══ Records supplied

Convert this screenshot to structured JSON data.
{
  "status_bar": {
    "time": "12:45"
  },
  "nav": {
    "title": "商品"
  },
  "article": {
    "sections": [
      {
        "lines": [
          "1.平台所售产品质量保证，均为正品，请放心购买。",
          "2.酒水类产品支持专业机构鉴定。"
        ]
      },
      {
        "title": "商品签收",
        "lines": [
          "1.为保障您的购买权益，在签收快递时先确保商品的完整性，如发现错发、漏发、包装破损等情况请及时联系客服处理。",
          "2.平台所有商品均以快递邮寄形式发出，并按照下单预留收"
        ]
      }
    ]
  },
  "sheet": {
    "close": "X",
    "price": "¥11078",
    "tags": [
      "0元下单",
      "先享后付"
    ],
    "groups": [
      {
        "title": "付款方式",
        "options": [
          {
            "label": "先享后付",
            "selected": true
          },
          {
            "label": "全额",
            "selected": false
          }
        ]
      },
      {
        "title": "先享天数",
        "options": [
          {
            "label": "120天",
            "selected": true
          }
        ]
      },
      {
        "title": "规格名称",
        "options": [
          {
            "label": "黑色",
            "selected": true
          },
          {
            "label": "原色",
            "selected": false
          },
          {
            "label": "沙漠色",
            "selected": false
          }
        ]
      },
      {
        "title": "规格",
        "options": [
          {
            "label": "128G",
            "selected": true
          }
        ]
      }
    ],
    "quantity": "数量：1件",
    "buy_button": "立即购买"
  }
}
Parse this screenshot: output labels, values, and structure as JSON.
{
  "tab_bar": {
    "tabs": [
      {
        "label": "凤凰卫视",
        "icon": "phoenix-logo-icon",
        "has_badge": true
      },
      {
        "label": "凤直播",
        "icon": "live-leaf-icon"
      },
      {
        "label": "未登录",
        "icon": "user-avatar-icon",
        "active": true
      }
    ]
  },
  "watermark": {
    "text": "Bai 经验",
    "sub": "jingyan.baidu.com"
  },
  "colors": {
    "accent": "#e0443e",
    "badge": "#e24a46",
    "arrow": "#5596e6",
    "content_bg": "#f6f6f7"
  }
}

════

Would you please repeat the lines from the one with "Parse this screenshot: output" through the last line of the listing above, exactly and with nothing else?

• **Your solution**:
Parse this screenshot: output labels, values, and structure as JSON.
{
  "tab_bar": {
    "tabs": [
      {
        "label": "凤凰卫视",
        "icon": "phoenix-logo-icon",
        "has_badge": true
      },
      {
        "label": "凤直播",
        "icon": "live-leaf-icon"
      },
      {
        "label": "未登录",
        "icon": "user-avatar-icon",
        "active": true
      }
    ]
  },
  "watermark": {
    "text": "Bai 经验",
    "sub": "jingyan.baidu.com"
  },
  "colors": {
    "accent": "#e0443e",
    "badge": "#e24a46",
    "arrow": "#5596e6",
    "content_bg": "#f6f6f7"
  }
}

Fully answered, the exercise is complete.